Anthony Easterday, 1 MD, Creighton University School of Medicine, Omaha, NE, Unites States

David Driscoll, 2 PhD, VA Nebraska-Western Iowa Health Care System, Omaha, NE, Unites States

Sriram Ramaswamy, 3 MD, Creighton University School of Medicine, Omaha, NE, USA. VA Nebraska-Western Iowa Health Care System, Omaha, NE, Unites States

About the Author: Celena Derderian was a medical student at the Creighton University School of Medicine at the time that this study was conducted.

Correspondence: Sriram Ramaswamy, Address: 7500 Mercy Rd, Omaha, NE 68124, United States. Email: SriramRamaswamy@creighton.edu

Editor: Francisco J. Bonilla-Escobar Student Editors: Madeleine Jemima Cox Student Editors: Diego Carrion Alvarez Copyeditor: Benjamin Liu Proofreader: Leah Komer Layout Editor: Ana Maria Morales
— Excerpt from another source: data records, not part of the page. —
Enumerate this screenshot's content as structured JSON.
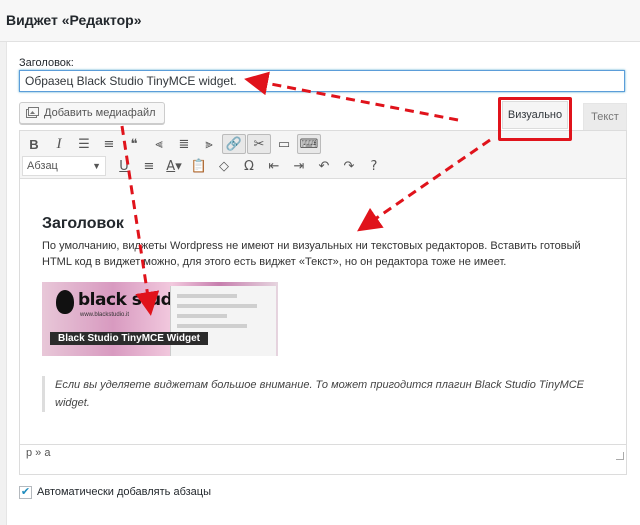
{
  "widget": {
    "title": "Виджет «Редактор»"
  },
  "form": {
    "title_label": "Заголовок:",
    "title_value": "Образец Black Studio TinyMCE widget.",
    "add_media_label": "Добавить медиафайл",
    "tab_visual": "Визуально",
    "tab_text": "Текст",
    "format_select": "Абзац",
    "auto_paragraph_label": "Автоматически добавлять абзацы",
    "auto_paragraph_checked": true
  },
  "toolbar": {
    "row1": [
      "bold-icon",
      "italic-icon",
      "bullet-list-icon",
      "numbered-list-icon",
      "blockquote-icon",
      "align-left-icon",
      "align-center-icon",
      "align-right-icon",
      "link-icon",
      "unlink-icon",
      "read-more-icon",
      "toolbar-toggle-icon"
    ],
    "row2": [
      "underline-icon",
      "justify-icon",
      "text-color-icon",
      "paste-text-icon",
      "clear-format-icon",
      "special-char-icon",
      "outdent-icon",
      "indent-icon",
      "undo-icon",
      "redo-icon",
      "help-icon"
    ]
  },
  "content": {
    "heading": "Заголовок",
    "paragraph": "По умолчанию, виджеты Wordpress не имеют ни визуальных ни текстовых редакторов. Вставить готовый HTML код в виджет можно, для этого есть виджет «Текст», но он редактора тоже не имеет.",
    "image_logo": "black studio",
    "image_logo_sub": "www.blackstudio.it",
    "image_caption": "Black Studio TinyMCE Widget",
    "quote": "Если вы уделяете виджетам большое внимание. То может пригодится плагин Black Studio TinyMCE widget."
  },
  "status_bar": {
    "path": "p » a"
  },
  "colors": {
    "highlight": "#e0131b",
    "focus": "#5b9dd9"
  }
}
Cite as: Derderian C, Easterday A, Driscoll D, Ramaswamy S. Trends and Challenges in Rural Homeless Veterans in the United States. Int J Med Students. 2021 May-Jun;9(2):117-23

Copyright © 2021 Celena Derderian, Anthony Easterday, David Driscoll, Sriram Ramaswamy

This work is licensed under a Creative Commons Attribution 4.0 International License.

International Journal of Medical Students, VOLUME 9, NUMBER 2, May-June 2021